According to data acquired by the news gathering entity Reuters, the U.S. State Department is denying immigrants, because they might become “public charges” to U.S. government support services. Immigration attorneys, immigrants, and families also confirm that this appears to be happening more regularly.

Some immigration and green card lawyers have claimed that immigration officers are denying applicants who have valid jobs and are financially capable of being independent. Even those with a family sponsor who say they will be financially responsible for the immigrant, are having trouble with approvals.

What Changed at the State Department?

Last year, the State Department was given a broader reach in deciding the outcome of visa approvals based on public charge grounds. After one-year of that change, pro-immigration groups and legal teams are claiming the Departments of Homeland Security and State are not using the right “rule-making” process to make such decisions on denials.

The result, immigrants who have been in the U.S. illegally for a decade or more, are showing up to their visa hearings and getting denied residency and sent back to their country of origin. This is disrupting families and placing a strain on people who were otherwise living, working and contributing to the American way.

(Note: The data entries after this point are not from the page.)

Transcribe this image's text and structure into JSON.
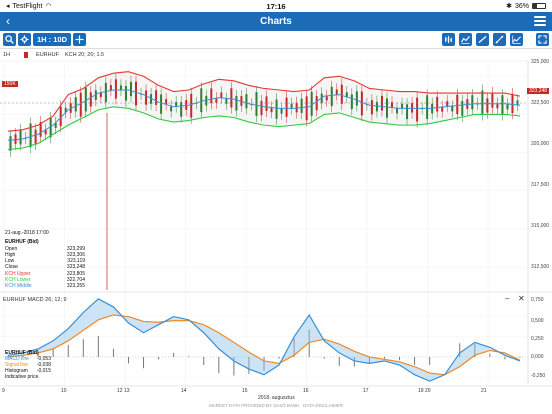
{
  "status": {
    "carrier": "TestFlight",
    "time": "17:16",
    "battery": "36%"
  },
  "nav": {
    "back": "‹",
    "title": "Charts"
  },
  "toolbar": {
    "timeframe": "1H : 10D"
  },
  "legend": {
    "period": "1H",
    "instrument": "EURHUF",
    "indicator": "KCH 20; 20; 1.5"
  },
  "price_axis": {
    "ticks": [
      "325,000",
      "322,500",
      "320,000",
      "317,500",
      "315,000",
      "312,500"
    ],
    "current_price": "323,248",
    "order_label": "150K"
  },
  "tooltip": {
    "date": "21-aug.-2018 17:00",
    "instrument": "EURHUF (Bid)",
    "rows": [
      {
        "label": "Open",
        "value": "323,299",
        "color": "#111"
      },
      {
        "label": "High",
        "value": "323,306",
        "color": "#111"
      },
      {
        "label": "Low",
        "value": "323,119",
        "color": "#111"
      },
      {
        "label": "Close",
        "value": "323,248",
        "color": "#111"
      },
      {
        "label": "KCH Upper",
        "value": "323,805",
        "color": "#e53935"
      },
      {
        "label": "KCH Lower",
        "value": "322,704",
        "color": "#2ecc40"
      },
      {
        "label": "KCH Middle",
        "value": "323,255",
        "color": "#3b8fd4"
      }
    ]
  },
  "macd": {
    "header": "EURHUF  MACD 26; 12; 9",
    "ticks": [
      "0,750",
      "0,500",
      "0,250",
      "0,000",
      "-0,250"
    ],
    "instrument": "EURHUF (Bid)",
    "rows": [
      {
        "label": "MACD line",
        "value": "-0,053",
        "color": "#3b8fd4"
      },
      {
        "label": "Signal line",
        "value": "-0,038",
        "color": "#f08a24"
      },
      {
        "label": "Histogram",
        "value": "-0,015",
        "color": "#111"
      }
    ],
    "note": "Indicative price",
    "minus": "–",
    "close": "✕"
  },
  "x_axis": {
    "labels": [
      "9",
      "10",
      "12 13",
      "14",
      "15",
      "16",
      "17",
      "19 20",
      "21"
    ],
    "month": "2018. augusztus"
  },
  "footer": "MARKET DATA PROVIDED BY SAXO BANK  ·  DATA DISCLAIMER",
  "colors": {
    "accent": "#1b6bb8",
    "upper": "#e53935",
    "lower": "#2ecc40",
    "middle": "#3b8fd4",
    "signal": "#f08a24",
    "up": "#2e7d32",
    "down": "#c62828"
  },
  "chart_data": [
    {
      "type": "line",
      "title": "",
      "series": [
        {
          "name": "KCH Upper",
          "values": [
            321.4,
            321.5,
            321.8,
            322.4,
            323.8,
            324.2,
            324.9,
            325.2,
            325.3,
            325.0,
            324.4,
            324.0,
            324.1,
            324.5,
            324.8,
            324.7,
            324.4,
            324.2,
            324.1,
            324.0,
            324.1,
            324.9,
            325.0,
            324.7,
            324.2,
            324.1,
            324.0,
            324.0,
            323.9,
            323.9,
            323.9,
            323.9,
            323.9,
            323.9,
            323.7
          ]
        },
        {
          "name": "KCH Middle",
          "values": [
            320.8,
            320.9,
            321.2,
            321.8,
            322.8,
            323.3,
            323.9,
            324.1,
            324.1,
            323.8,
            323.3,
            323.0,
            323.1,
            323.4,
            323.6,
            323.5,
            323.2,
            323.0,
            322.9,
            322.9,
            323.0,
            323.7,
            323.8,
            323.5,
            323.1,
            323.0,
            322.9,
            322.9,
            322.9,
            323.0,
            323.1,
            323.2,
            323.2,
            323.2,
            323.1
          ]
        },
        {
          "name": "KCH Lower",
          "values": [
            320.2,
            320.3,
            320.6,
            321.2,
            321.8,
            322.3,
            322.8,
            323.0,
            322.9,
            322.6,
            322.2,
            322.0,
            322.1,
            322.3,
            322.4,
            322.3,
            322.0,
            321.8,
            321.7,
            321.8,
            321.9,
            322.5,
            322.6,
            322.3,
            322.0,
            321.9,
            321.8,
            321.8,
            321.9,
            322.1,
            322.3,
            322.5,
            322.5,
            322.5,
            322.4
          ]
        }
      ],
      "ylim": [
        311.0,
        326.0
      ]
    },
    {
      "type": "line",
      "title": "",
      "series": [
        {
          "name": "MACD line",
          "values": [
            0.02,
            0.05,
            0.1,
            0.2,
            0.35,
            0.55,
            0.72,
            0.62,
            0.42,
            0.3,
            0.4,
            0.5,
            0.46,
            0.3,
            0.1,
            -0.05,
            -0.15,
            -0.22,
            -0.1,
            0.25,
            0.52,
            0.2,
            0.05,
            -0.05,
            -0.08,
            -0.05,
            -0.1,
            -0.22,
            -0.3,
            -0.22,
            0.05,
            0.18,
            0.12,
            0.02,
            -0.05
          ]
        },
        {
          "name": "Signal line",
          "values": [
            0.0,
            0.02,
            0.05,
            0.1,
            0.2,
            0.33,
            0.46,
            0.52,
            0.5,
            0.44,
            0.43,
            0.45,
            0.45,
            0.4,
            0.3,
            0.18,
            0.06,
            -0.05,
            -0.08,
            0.02,
            0.18,
            0.22,
            0.16,
            0.07,
            0.0,
            -0.03,
            -0.06,
            -0.12,
            -0.2,
            -0.22,
            -0.12,
            0.02,
            0.08,
            0.05,
            -0.04
          ]
        },
        {
          "name": "Histogram",
          "values": [
            0.02,
            0.03,
            0.05,
            0.1,
            0.15,
            0.22,
            0.26,
            0.1,
            -0.08,
            -0.14,
            -0.03,
            0.05,
            0.01,
            -0.1,
            -0.2,
            -0.23,
            -0.21,
            -0.17,
            -0.02,
            0.23,
            0.34,
            -0.02,
            -0.11,
            -0.12,
            -0.08,
            -0.02,
            -0.04,
            -0.1,
            -0.1,
            0.0,
            0.17,
            0.16,
            0.04,
            -0.03,
            -0.01
          ]
        }
      ],
      "ylim": [
        -0.36,
        0.78
      ]
    }
  ]
}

What is Being Done About it?

In a Maryland federal court, immigration law firms suggested that the government was making a manual decision on ‘public charge’ based on the aversion to immigrants in the U.S. The Attorneys for the U.S. Government rejected this accusation arguing that this sort of decision isn’t subject to court review or current laws.

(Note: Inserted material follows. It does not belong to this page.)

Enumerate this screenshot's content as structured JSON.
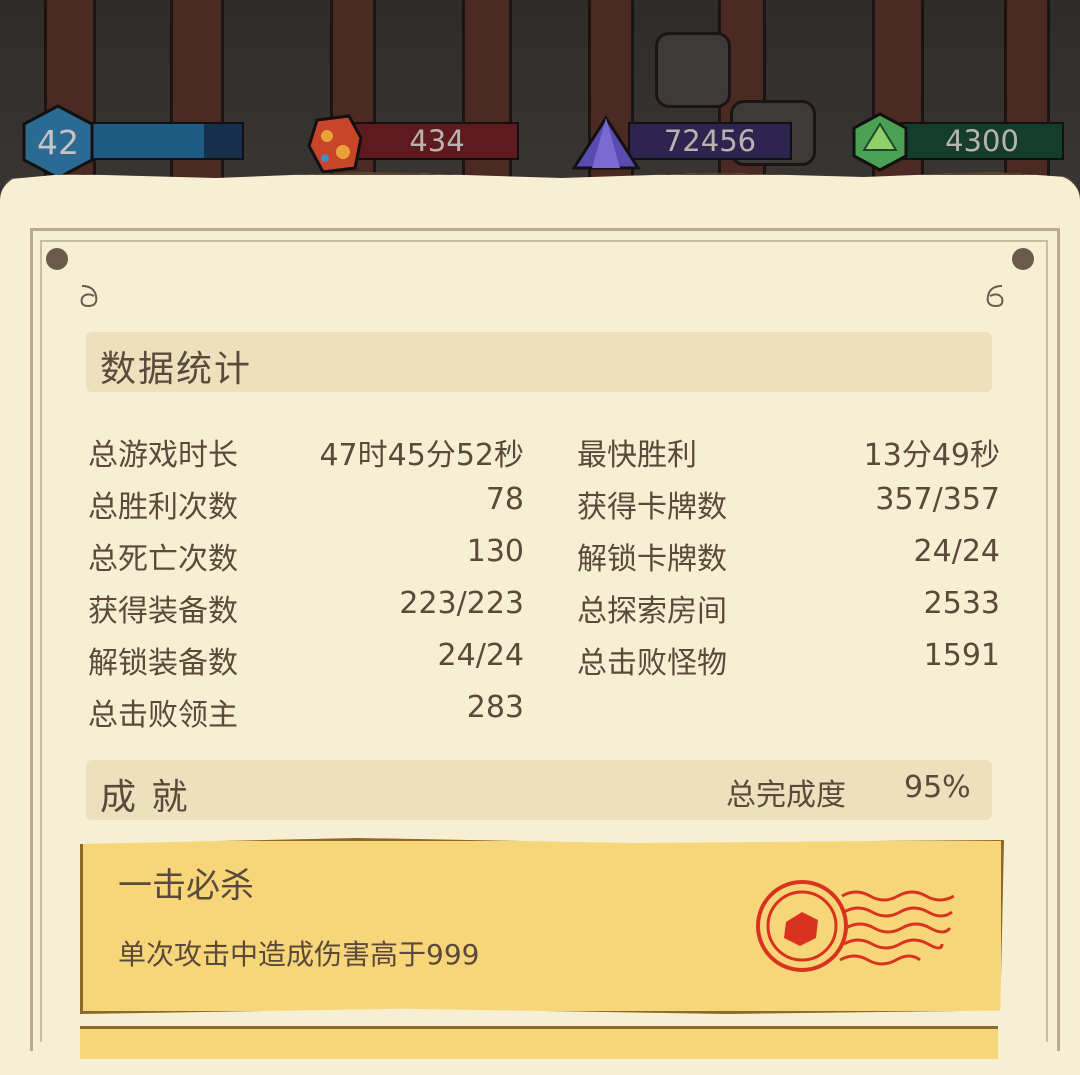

Public charge denials were taking place years ago, such as denials in 2015 of about 900-cases. Since January of 2018, public grounds were cited in nearly 13,500 denial cases according to State Department records. The number of public charge denials has quadrupled since 2004.

What can you do if You’re a Target of Public Charge?

At Landerholm Immigration, we have a team of deportation defense lawyers who can help you through this kind of situation. If you’ve been scheduled for deportation based on public charge, you need legal support immediately. If you have already been deported, there still may be ways we can help you, and we urge you to consider working with us. We know that this predicament might have taken you by surprise, but we advise you to call or contact us today so we can learn more about your case and start finding the proper remedy.